By Sanjana Idnani, Travel Sub-editor, Tom Marland, 3rd Year Politics and International Relations Student
The Croft // In a post Covid-19 world, the future of travel remains uncertain. Whilst the gradual opening up of borders spells good news for hopeful holidaymakers, the myriad of travel restrictions continues to play havoc on the logistics side of travel planning.
Luckily, Tom Marland, a third-year Politics and International Relations student - noting the lack of guidance about Covid-19 travel online - clubbed together with five friends to launch a website designed to make trip planning easier. The result was Lockdown Index : a database full of up to date travel information. We reached out to Tom to learn more about this venture.

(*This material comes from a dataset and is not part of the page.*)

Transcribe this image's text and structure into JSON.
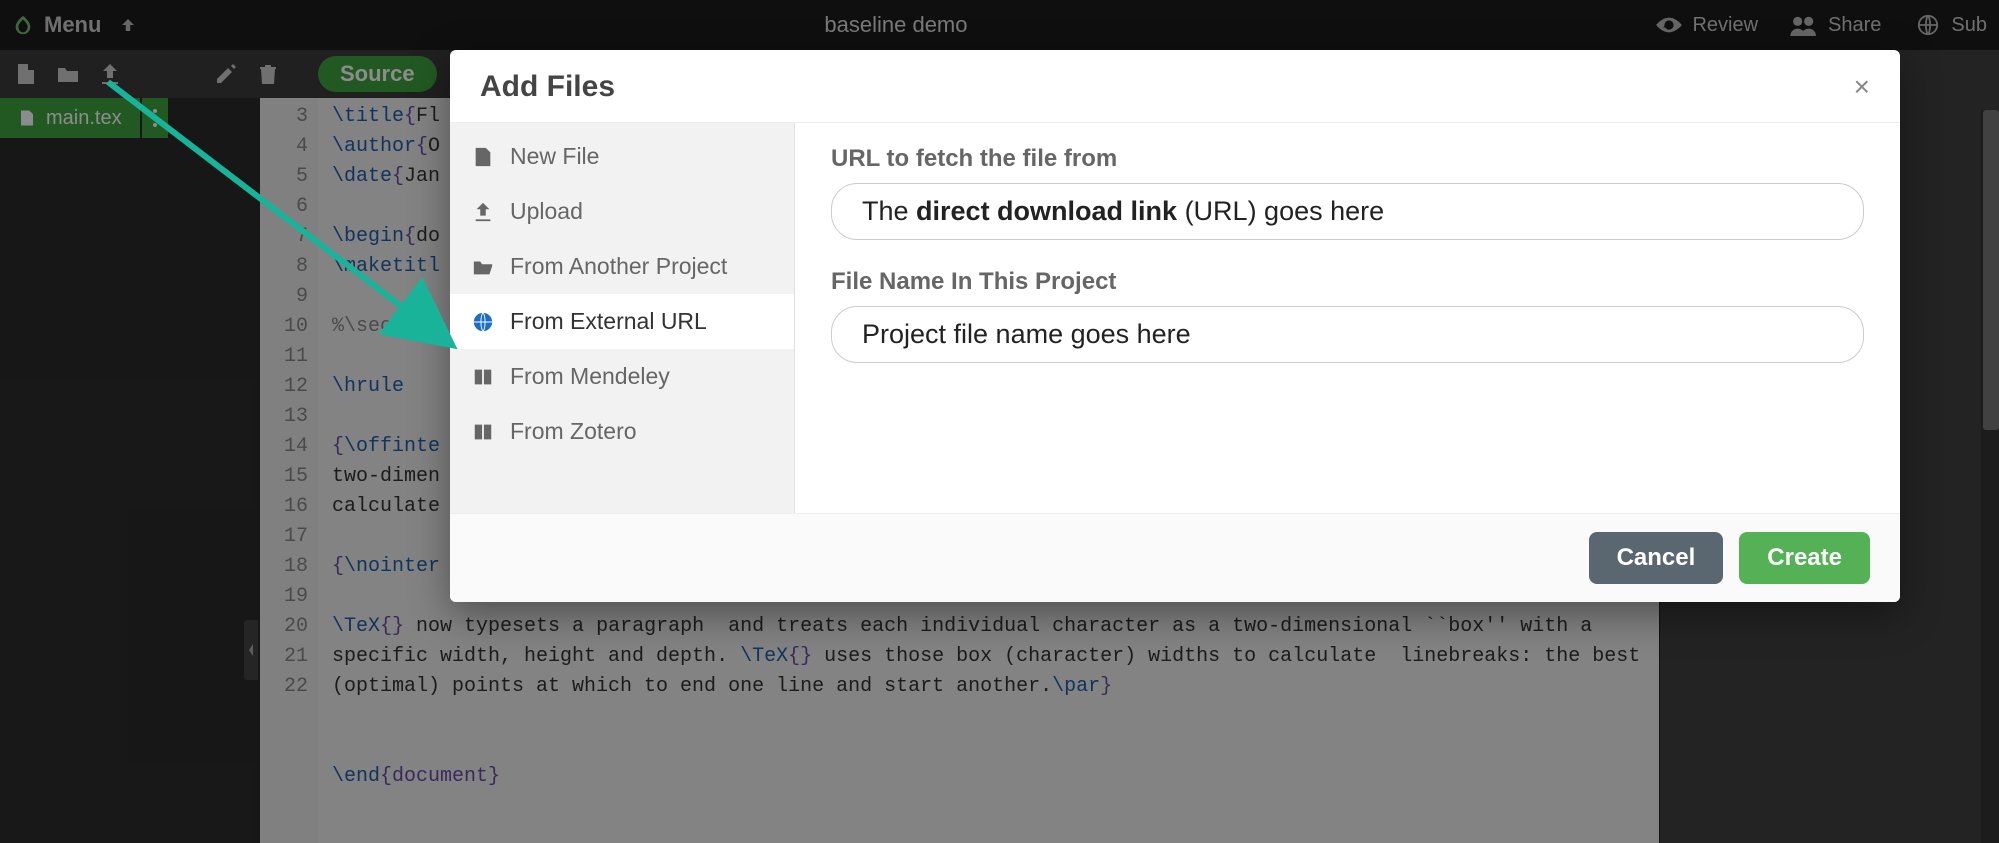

Elaborating on the main function of the site, Tom told The Croft that ‘the premise of Lockdown Index is to provide British Travellers with the essential information they need when looking to travel abroad during this era of coronavirus.’
He emphasised that he and his team wanted to make information accessible and digestible: Lockdown Index notes whether a country’s border is ‘open’, ‘restricted’ or ‘closed’, and then provides further information on whether galleries, beaches, bars etc. are operating as normal. The use of a five-star ranking system allows for further comparison between destinations.
We asked Tom about how he and his team set about getting the site up and running within the three weeks that it took to take Index from concept to reality.
In those first few Index days, Tom told Travel, the whole team was focused primarily on research: gathering what the Bristol student deemed an ‘initial set of data on every country in the world’. Once the nuts and bolts were sorted, Tom and his friends ‘established clearer roles.’ The team provides its own marketing, tech, press management and API sales - with 1-2 people working on each department. Now, alongside updating information for 5-6 counties, Tom tells us he is mainly ‘responsible for the financial side of things.’
The Lockdown Index’s website is navigable, quick, and has some interesting features, including the interactive map with which any visitor to the site is first presented, which Tom told us was mainly down to his friend Jake Blumenow, a student at Aston University.
Tom emphasised that he and his team wanted to make information accessible and digestible
‘[Jake] has been great in getting the site up and running as well as dealing with any issues we have faced. We have only had to outsource limited amounts on the tech side and this mainly when we were getting the site set up.’
Lockdown Index has been a great success, gaining 14000 visitors in its first week and 18000 in its second week. When asked if he had any tips for students looking to set up their own website, Tom recommended that ‘when trying to get in touch with other companies, media outlets or potential clients who can assist in the growth of your company, don’t be afraid to call up and ask, go beyond just emailing/messaging them and try talking to someone. If your product/service is good enough, they will want to listen and likely be able to help your business grow.’
When discussing the future of Index, Tom said that they were ‘looking into selling our API to other travel companies and agents who may want to use our data on their website [...] This will allow us to remain free from advertisements and allow users to get the best possible experience on our site.’
The team also want to expand the blog feature , which currently elaborates on what each country has to offer and provides answers to any FAQs. In the future, they are looking to ‘take on submissions based on individual first-hand experiences.’
Tom is also keen to keep up the Lockdown Index’s partnership with Student Travel Tips; set up by fellow Bristol student Alfie Laurence, Tips provides travel advice for students going on a year abroad like Tom himself.
We were curious to know if Tom is concerned about the uncertainty surrounding the sector, his view on the future of UK travel - and if taking on a project has helped him through his own experience of lockdown. Responding to the sudden news that British travellers returning from Spain would have to quarantine for 14 days, Tom said: ‘Spain is one of the most visited countries by UK tourists, so we update it daily due to the ever-changing nature of the virus. We are all following the news and checking government websites across the globe to ensure we remain up to date. One useful part of the site is that users are able to suggest a change if they believe the information on a specific country may have changed.’
Tom admitted that the newly announced quarantine measures post travel to Spain have somewhat dampened his optimism about the future of travel, commenting that the way ‘it was suddenly implemented will cause an increase in uncertainty over whether to travel or not.’ However, he will be moving to Copenhagen in three weeks and is trying to stay positive: whatever the near future holds for Denmark’s capital, Tom plans on blogging about his experience of it.
When talking about what this project meant to him, Tom told us he ‘had direct family suffering badly from the virus [and that] this has been a great way to channel my efforts once my uni work was finished and give some sense of structure to my days.’
Tom didn’t end up going away on a trip for himself this summer because he was busy managing the website, but tells us he is happy that he can keep travellers ‘well informed about where they can go’ and ‘help others plan their own trips this summer.’
Featured Image : Lockdown Index's homepage / Epigram